» **EXERCISE AIM**
The answer should be one number, the count of lines in the data with "placeholder".

--- RECORDS Enclosed Below ---

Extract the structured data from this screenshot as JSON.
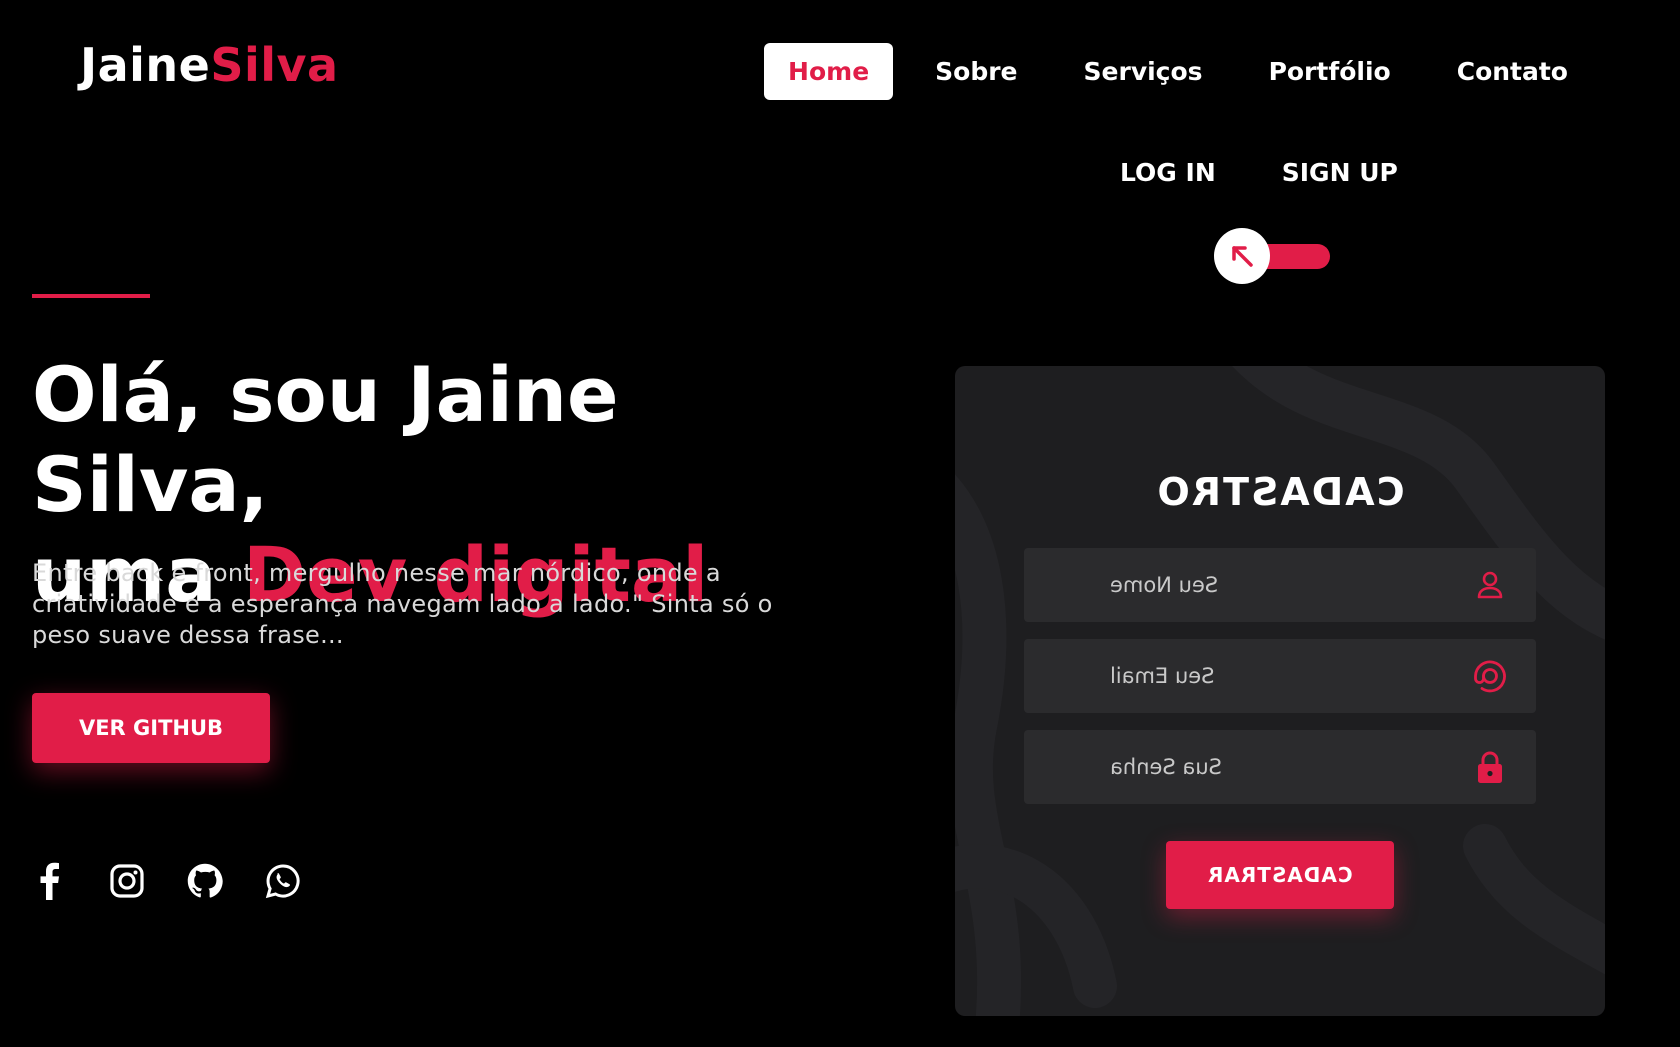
{
  "brand": {
    "first": "Jaine",
    "second": "Silva"
  },
  "colors": {
    "accent": "#e11d48",
    "background": "#000000",
    "card": "#1e1e20",
    "field": "#2b2b2d"
  },
  "nav": {
    "items": [
      {
        "label": "Home",
        "active": true
      },
      {
        "label": "Sobre"
      },
      {
        "label": "Serviços"
      },
      {
        "label": "Portfólio"
      },
      {
        "label": "Contato"
      }
    ]
  },
  "auth": {
    "login": "LOG IN",
    "signup": "SIGN UP"
  },
  "toggle": {
    "icon": "arrow-up-left-icon"
  },
  "hero": {
    "title_line1": "Olá, sou Jaine Silva,",
    "title_line2_prefix": "uma ",
    "title_line2_accent": "Dev digital",
    "text": "Entre back e front, mergulho nesse mar nórdico, onde a criatividade e a esperança navegam lado a lado.\" Sinta só o peso suave dessa frase...",
    "button": "VER GITHUB"
  },
  "socials": [
    "facebook-icon",
    "instagram-icon",
    "github-icon",
    "whatsapp-icon"
  ],
  "form": {
    "title": "CADASTRO",
    "fields": [
      {
        "placeholder": "Seu Nome",
        "icon": "user-icon"
      },
      {
        "placeholder": "Seu Email",
        "icon": "at-sign-icon"
      },
      {
        "placeholder": "Sua Senha",
        "icon": "lock-icon"
      }
    ],
    "submit": "CADASTRAR"
  }
}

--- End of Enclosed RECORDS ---

» **SOLUTION TO THE PROBLEM**
3